The funding announced today is in addition to $29.4 million in emergency relief funding provided early this year in January after multiple storms and flooding events damaged roads, bridges and highways in late December 2022 and January 2023.
FHWA’s Emergency Relief program provides funding to States, territories, Tribes, and Federal Land Management Agencies for highways and bridges damaged by natural disasters or catastrophic events. These “quick release” Emergency Relief funds are an initial installment of funds to help restore essential transportation. Additional funds needed to repair damages to roads and bridges in California will be supported by the Emergency Relief program through nationwide funding allocations.
The program complements the Bipartisan Infrastructure Law programs and provisions by encouraging agencies to identify and implement measures to incorporate resilience in the design, restoration and repair of damaged infrastructure, in order to better withstand future damage from climate change and future weather events.
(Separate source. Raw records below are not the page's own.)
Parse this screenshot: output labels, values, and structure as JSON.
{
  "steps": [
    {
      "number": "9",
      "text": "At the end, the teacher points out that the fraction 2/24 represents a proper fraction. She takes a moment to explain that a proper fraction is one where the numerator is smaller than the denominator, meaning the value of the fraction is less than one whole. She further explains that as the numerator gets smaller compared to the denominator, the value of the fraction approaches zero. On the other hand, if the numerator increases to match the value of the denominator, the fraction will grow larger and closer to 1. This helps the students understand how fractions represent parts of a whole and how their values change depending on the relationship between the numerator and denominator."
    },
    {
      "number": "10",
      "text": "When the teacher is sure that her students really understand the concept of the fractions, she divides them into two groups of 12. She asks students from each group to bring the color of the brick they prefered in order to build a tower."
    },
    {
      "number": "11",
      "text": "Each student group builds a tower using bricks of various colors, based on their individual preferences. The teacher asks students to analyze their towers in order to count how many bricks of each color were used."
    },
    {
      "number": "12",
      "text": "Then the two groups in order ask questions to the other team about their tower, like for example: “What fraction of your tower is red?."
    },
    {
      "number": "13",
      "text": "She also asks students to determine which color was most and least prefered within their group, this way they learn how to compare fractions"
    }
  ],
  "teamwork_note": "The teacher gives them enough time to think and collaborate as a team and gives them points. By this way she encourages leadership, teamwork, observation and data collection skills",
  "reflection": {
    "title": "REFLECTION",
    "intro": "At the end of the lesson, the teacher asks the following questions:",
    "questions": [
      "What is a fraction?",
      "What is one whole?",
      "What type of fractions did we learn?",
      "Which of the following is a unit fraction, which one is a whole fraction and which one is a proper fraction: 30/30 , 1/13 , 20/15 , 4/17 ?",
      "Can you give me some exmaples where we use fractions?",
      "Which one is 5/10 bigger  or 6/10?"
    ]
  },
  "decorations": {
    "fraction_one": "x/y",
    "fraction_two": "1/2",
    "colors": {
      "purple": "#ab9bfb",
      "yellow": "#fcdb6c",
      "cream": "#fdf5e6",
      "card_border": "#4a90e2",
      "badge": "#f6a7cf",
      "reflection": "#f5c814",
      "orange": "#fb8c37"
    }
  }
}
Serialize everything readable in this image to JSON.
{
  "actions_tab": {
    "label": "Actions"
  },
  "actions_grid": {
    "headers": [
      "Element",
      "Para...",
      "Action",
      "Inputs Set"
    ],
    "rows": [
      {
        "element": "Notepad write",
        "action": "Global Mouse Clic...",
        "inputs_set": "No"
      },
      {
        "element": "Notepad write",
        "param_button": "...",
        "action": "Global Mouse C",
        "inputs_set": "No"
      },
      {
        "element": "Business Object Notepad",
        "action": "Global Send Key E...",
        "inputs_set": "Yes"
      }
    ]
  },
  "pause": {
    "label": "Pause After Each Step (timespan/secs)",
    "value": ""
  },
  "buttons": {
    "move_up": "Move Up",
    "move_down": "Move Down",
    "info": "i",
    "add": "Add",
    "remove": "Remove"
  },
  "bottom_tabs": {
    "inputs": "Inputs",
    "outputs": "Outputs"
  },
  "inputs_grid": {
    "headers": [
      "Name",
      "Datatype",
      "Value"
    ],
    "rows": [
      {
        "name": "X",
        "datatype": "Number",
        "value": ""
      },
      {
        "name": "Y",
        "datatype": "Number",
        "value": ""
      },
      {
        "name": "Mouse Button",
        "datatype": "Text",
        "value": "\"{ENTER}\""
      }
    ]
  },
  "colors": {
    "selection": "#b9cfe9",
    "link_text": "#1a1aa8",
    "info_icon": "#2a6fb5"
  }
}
FHWA is also updating its ER Manual to spotlight the program’s impact on system resilience and equity in infrastructure spending.
More information about FHWA’s Emergency Relief program can be found online at https://www.fhwa.dot.gov/programadmin/erelief.cfm